§ Exercise directions:
Print all entries below exactly, without images.

Web page and app entries:
________________

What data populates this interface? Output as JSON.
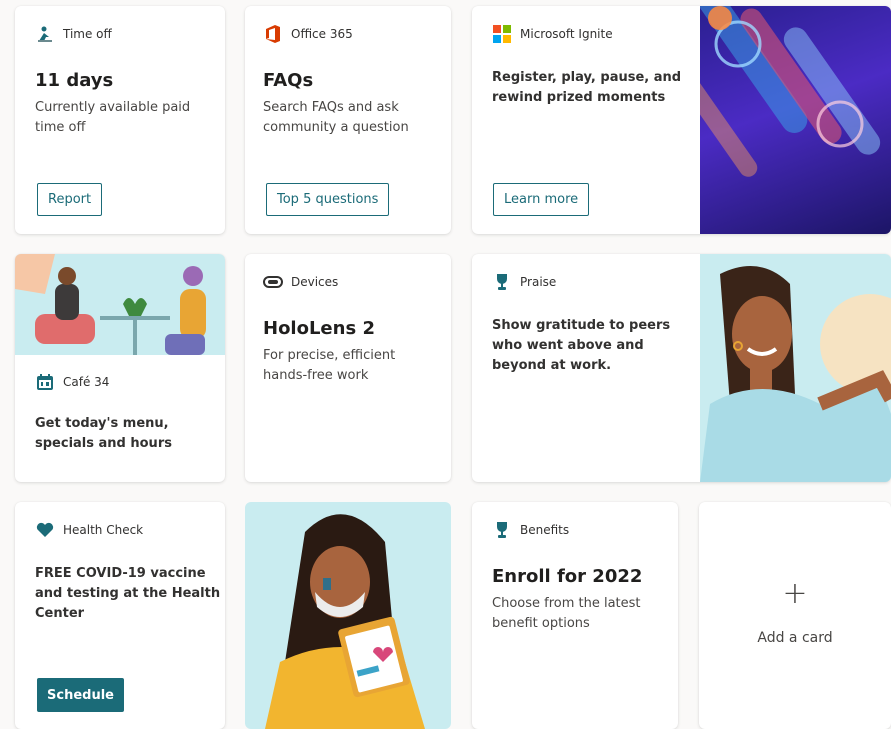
{
  "cards": {
    "timeoff": {
      "category": "Time off",
      "title": "11 days",
      "desc": "Currently available paid time off",
      "button": "Report"
    },
    "office": {
      "category": "Office 365",
      "title": "FAQs",
      "desc": "Search FAQs and ask community a question",
      "button": "Top 5 questions"
    },
    "ignite": {
      "category": "Microsoft Ignite",
      "desc": "Register, play, pause, and rewind prized moments",
      "button": "Learn more"
    },
    "cafe": {
      "category": "Café 34",
      "desc": "Get today's menu, specials and hours"
    },
    "devices": {
      "category": "Devices",
      "title": "HoloLens 2",
      "desc": "For precise, efficient hands-free work"
    },
    "praise": {
      "category": "Praise",
      "desc": "Show gratitude to peers who went above and beyond at work."
    },
    "health": {
      "category": "Health Check",
      "desc": "FREE COVID-19 vaccine and testing at the Health Center",
      "button": "Schedule"
    },
    "benefits": {
      "category": "Benefits",
      "title": "Enroll for 2022",
      "desc": "Choose from the latest benefit options"
    },
    "add": {
      "plus": "+",
      "label": "Add a card"
    }
  },
  "colors": {
    "accent": "#1b6b78",
    "brand_office": "#d83b01"
  },
  "icons": {
    "timeoff": "person-beach-icon",
    "office": "office-logo-icon",
    "ignite": "microsoft-logo-icon",
    "cafe": "calendar-food-icon",
    "devices": "hololens-icon",
    "praise": "trophy-icon",
    "health": "heart-icon",
    "benefits": "trophy-icon"
  }
}
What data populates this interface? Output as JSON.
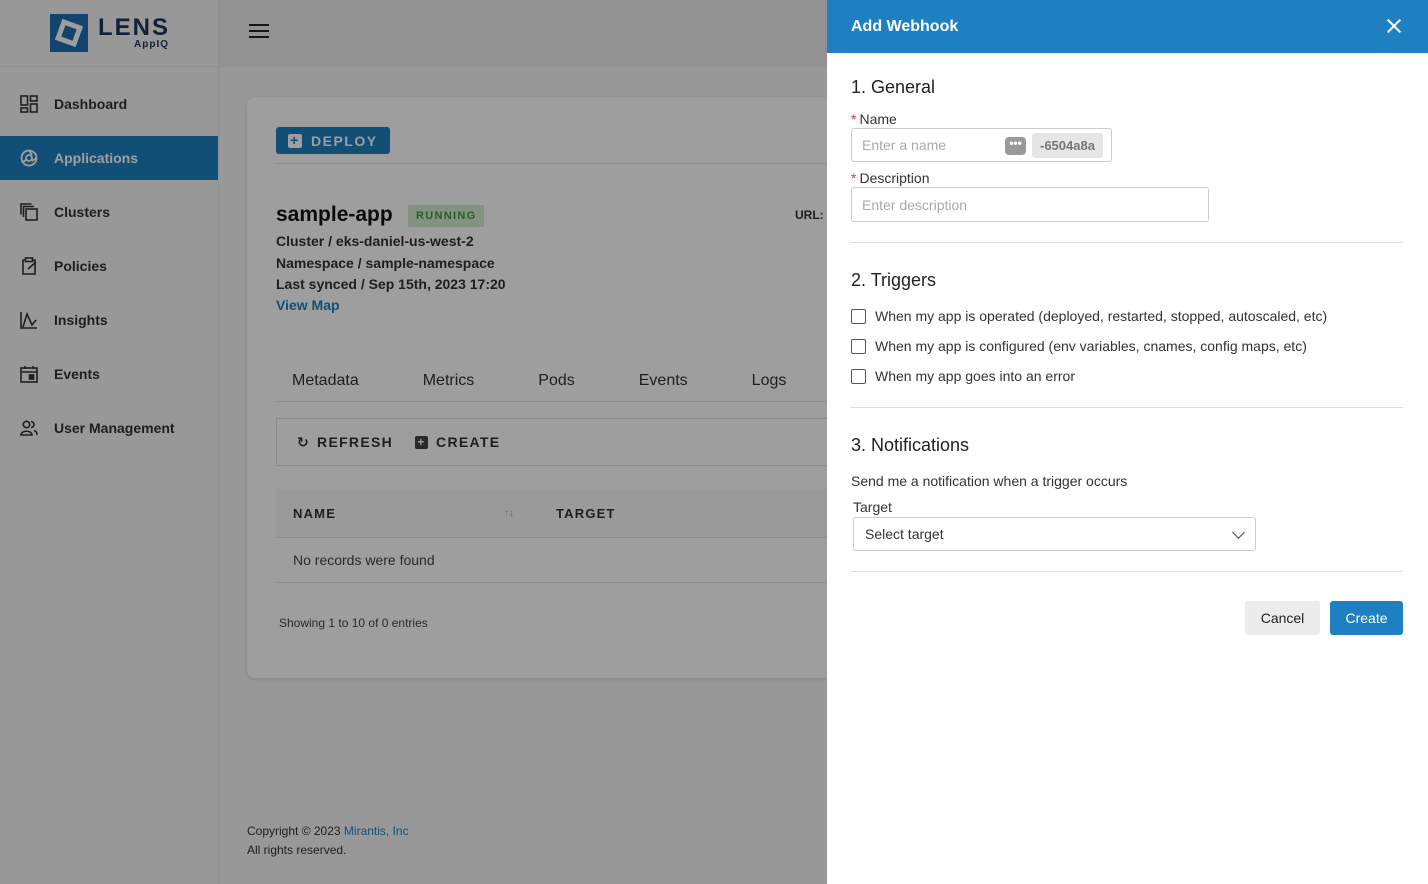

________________

§ Answer box:
What data populates this interface? Output as JSON.
{
  "cards": {
    "timeoff": {
      "category": "Time off",
      "title": "11 days",
      "desc": "Currently available paid time off",
      "button": "Report"
    },
    "office": {
      "category": "Office 365",
      "title": "FAQs",
      "desc": "Search FAQs and ask community a question",
      "button": "Top 5 questions"
    },
    "ignite": {
      "category": "Microsoft Ignite",
      "desc": "Register, play, pause, and rewind prized moments",
      "button": "Learn more"
    },
    "cafe": {
      "category": "Café 34",
      "desc": "Get today's menu, specials and hours"
    },
    "devices": {
      "category": "Devices",
      "title": "HoloLens 2",
      "desc": "For precise, efficient hands-free work"
    },
    "praise": {
      "category": "Praise",
      "desc": "Show gratitude to peers who went above and beyond at work."
    },
    "health": {
      "category": "Health Check",
      "desc": "FREE COVID-19 vaccine and testing at the Health Center",
      "button": "Schedule"
    },
    "benefits": {
      "category": "Benefits",
      "title": "Enroll for 2022",
      "desc": "Choose from the latest benefit options"
    },
    "add": {
      "plus": "+",
      "label": "Add a card"
    }
  },
  "colors": {
    "accent": "#1b6b78",
    "brand_office": "#d83b01"
  },
  "icons": {
    "timeoff": "person-beach-icon",
    "office": "office-logo-icon",
    "ignite": "microsoft-logo-icon",
    "cafe": "calendar-food-icon",
    "devices": "hololens-icon",
    "praise": "trophy-icon",
    "health": "heart-icon",
    "benefits": "trophy-icon"
  }
}
What data populates this interface? Output as JSON.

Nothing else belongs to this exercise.